■ **Work request**
In the data that follows, count the lines where "title" appears, and write only the number.

■ **Stored data**
[Start of section]
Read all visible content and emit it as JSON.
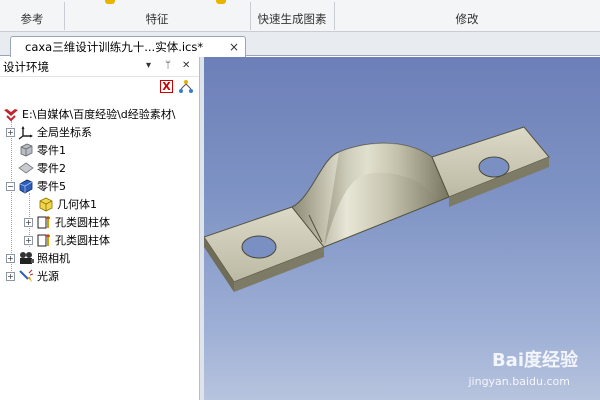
{
  "ribbon": {
    "groups": [
      "参考",
      "特征",
      "快速生成图素",
      "修改"
    ]
  },
  "document_tab": {
    "title": "caxa三维设计训练九十...实体.ics*",
    "close": "×"
  },
  "panel": {
    "title": "设计环境",
    "pin": "▾  ⊦  ×",
    "delete_icon": "X"
  },
  "tree": {
    "root": "E:\\自媒体\\百度经验\\d经验素材\\",
    "items": [
      {
        "label": "全局坐标系",
        "icon": "axes-icon"
      },
      {
        "label": "零件1",
        "icon": "part-gray-icon"
      },
      {
        "label": "零件2",
        "icon": "part-diamond-icon"
      },
      {
        "label": "零件5",
        "icon": "part-blue-icon"
      },
      {
        "label": "几何体1",
        "icon": "solid-yellow-icon"
      },
      {
        "label": "孔类圆柱体",
        "icon": "hole-cylinder-icon"
      },
      {
        "label": "孔类圆柱体",
        "icon": "hole-cylinder-icon"
      },
      {
        "label": "照相机",
        "icon": "camera-icon"
      },
      {
        "label": "光源",
        "icon": "light-icon"
      }
    ]
  },
  "watermark": {
    "brand": "Bai度经验",
    "url": "jingyan.baidu.com"
  }
}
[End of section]
■ **Exercise solution**
2